Exercise aim: Reproduce the data exactly; no word may be added or dropped.

Component data from apps and pages:
• • • • • • •
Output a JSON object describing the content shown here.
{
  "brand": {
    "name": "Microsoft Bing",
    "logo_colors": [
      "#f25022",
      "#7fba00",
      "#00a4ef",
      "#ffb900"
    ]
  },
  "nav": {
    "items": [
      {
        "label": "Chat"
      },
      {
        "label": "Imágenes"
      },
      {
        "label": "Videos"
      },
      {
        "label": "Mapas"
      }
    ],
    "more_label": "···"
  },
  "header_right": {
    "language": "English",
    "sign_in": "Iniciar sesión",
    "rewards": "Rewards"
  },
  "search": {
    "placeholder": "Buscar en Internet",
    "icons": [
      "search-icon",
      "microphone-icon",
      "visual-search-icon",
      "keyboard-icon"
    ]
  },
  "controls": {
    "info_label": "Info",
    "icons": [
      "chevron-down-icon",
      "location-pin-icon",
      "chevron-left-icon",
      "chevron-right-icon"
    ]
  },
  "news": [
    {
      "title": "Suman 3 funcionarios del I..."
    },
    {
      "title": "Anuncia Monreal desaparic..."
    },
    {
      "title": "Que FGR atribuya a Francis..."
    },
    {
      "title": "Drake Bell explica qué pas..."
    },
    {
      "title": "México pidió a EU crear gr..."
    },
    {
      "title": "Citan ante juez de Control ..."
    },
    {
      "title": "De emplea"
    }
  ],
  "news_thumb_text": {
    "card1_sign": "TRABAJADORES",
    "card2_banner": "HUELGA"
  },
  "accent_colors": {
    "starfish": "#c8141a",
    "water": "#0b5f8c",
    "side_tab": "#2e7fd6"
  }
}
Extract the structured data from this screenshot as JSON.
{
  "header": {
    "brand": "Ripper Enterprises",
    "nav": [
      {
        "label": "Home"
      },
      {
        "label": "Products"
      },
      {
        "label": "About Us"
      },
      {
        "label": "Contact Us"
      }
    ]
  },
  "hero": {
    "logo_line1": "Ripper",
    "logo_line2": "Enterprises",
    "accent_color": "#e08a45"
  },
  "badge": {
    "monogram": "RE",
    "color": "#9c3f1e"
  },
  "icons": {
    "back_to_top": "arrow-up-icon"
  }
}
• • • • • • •
Answer box:
Output a JSON object describing the content shown here.
{
  "brand": {
    "name": "Microsoft Bing",
    "logo_colors": [
      "#f25022",
      "#7fba00",
      "#00a4ef",
      "#ffb900"
    ]
  },
  "nav": {
    "items": [
      {
        "label": "Chat"
      },
      {
        "label": "Imágenes"
      },
      {
        "label": "Videos"
      },
      {
        "label": "Mapas"
      }
    ],
    "more_label": "···"
  },
  "header_right": {
    "language": "English",
    "sign_in": "Iniciar sesión",
    "rewards": "Rewards"
  },
  "search": {
    "placeholder": "Buscar en Internet",
    "icons": [
      "search-icon",
      "microphone-icon",
      "visual-search-icon",
      "keyboard-icon"
    ]
  },
  "controls": {
    "info_label": "Info",
    "icons": [
      "chevron-down-icon",
      "location-pin-icon",
      "chevron-left-icon",
      "chevron-right-icon"
    ]
  },
  "news": [
    {
      "title": "Suman 3 funcionarios del I..."
    },
    {
      "title": "Anuncia Monreal desaparic..."
    },
    {
      "title": "Que FGR atribuya a Francis..."
    },
    {
      "title": "Drake Bell explica qué pas..."
    },
    {
      "title": "México pidió a EU crear gr..."
    },
    {
      "title": "Citan ante juez de Control ..."
    },
    {
      "title": "De emplea"
    }
  ],
  "news_thumb_text": {
    "card1_sign": "TRABAJADORES",
    "card2_banner": "HUELGA"
  },
  "accent_colors": {
    "starfish": "#c8141a",
    "water": "#0b5f8c",
    "side_tab": "#2e7fd6"
  }
}
Extract the structured data from this screenshot as JSON.
{
  "header": {
    "brand": "Ripper Enterprises",
    "nav": [
      {
        "label": "Home"
      },
      {
        "label": "Products"
      },
      {
        "label": "About Us"
      },
      {
        "label": "Contact Us"
      }
    ]
  },
  "hero": {
    "logo_line1": "Ripper",
    "logo_line2": "Enterprises",
    "accent_color": "#e08a45"
  },
  "badge": {
    "monogram": "RE",
    "color": "#9c3f1e"
  },
  "icons": {
    "back_to_top": "arrow-up-icon"
  }
}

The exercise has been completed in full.